9 SUNDAY Most revolutionary literature is one-sided and overly emotional. But in 1996 the Chicago Revolutionary Network started a newsletter to promote a rational, socially conscious global commo wealth, presenting information from all sorts of radical viewpoints. After three 16-page issues, however, the project collapsed. Now the network is looking to revive “Revnews,” and tonight at 6:30 it’ll hold a brainstorming meeting at A-Zone, 2129 N. Milwaukee. Admission is $1; call 773-878-6569 for more information.

10 MONDAY The Teen Cross-Town Ensemble, a program sponsored by Steppenwolf Theatre Company, pairs high school students with writing and acting professionals to channel the teenagers’ natural inclination toward histrionics into poetry and drama.
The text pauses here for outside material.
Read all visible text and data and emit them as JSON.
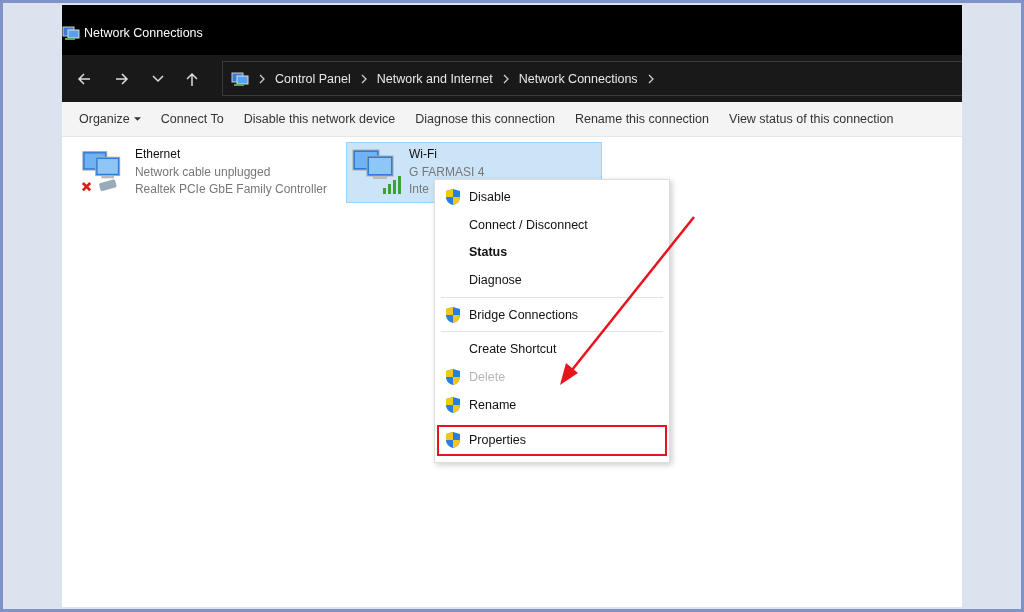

Tonight at 7:30 Steppenwolf ensemble members will take to the main stage to perform a compilation of that work, which explores issues of personal identity, love, and community. Cross-Town Traffic is at Steppenwolf Theatre Company, 1650 N. Halsted; tickets are $16, $40 for the show plus a meal at Soul Kitchen. Call 312-335-1650 or see for more information.

11 TUESDAY Some grow wise with age, some just grow senile. So speculates Goodman Theatre associate producer Steve Scott in the dramatic reading Another Year Older. His performance is part of WBEZ’s “Stories on Stage,” a program of staged readings now celebrating its tenth anniversary. Scott performs tonight at 7:30 at the Museum of Contemporary Art, 220 E. Chicago. Tickets are $15, $12 for MCA and WBEZ members; call 312-397-4010 for more information.

12 WEDNESDAY In her photo-realistic paintings and drawings, renowned still-life artist Jeanette Pasin-Sloan turns everyday objects–mostly cups and bowls–into op-art patterns of light. She’ll be in town today, recounting her trials and triumphs in what she perceives as a male-dominated art world, as part of the Professional Women’s Club of Chicago’s luncheon series “Women in Action: The Road Less Traveled.” Networking starts at 11:30 at the University Club, 76 E. Monroe, with lunch to be served at noon. It’s $48, $38 for members, with a $5 late fee for registrations received after Friday, June 7. Call 312-461-9366 or see for more information.

13 THURSDAY Christopher Carter’s mind-reading ability is based on basic math and the likelihood of an unimaginative audience, but it was still pretty weird when he knew that everyone watching his early-90s performance on The World’s Greatest Magic was thinking about gray elephants in Denmark. Be astounded tonight at 7:30 as Carter pays homage to famous mentalists of yore at Live Bait Theater, 3914 N. Clark. Tickets are $20. He’s in town until July 21; call 773-388-0730 or see for more information.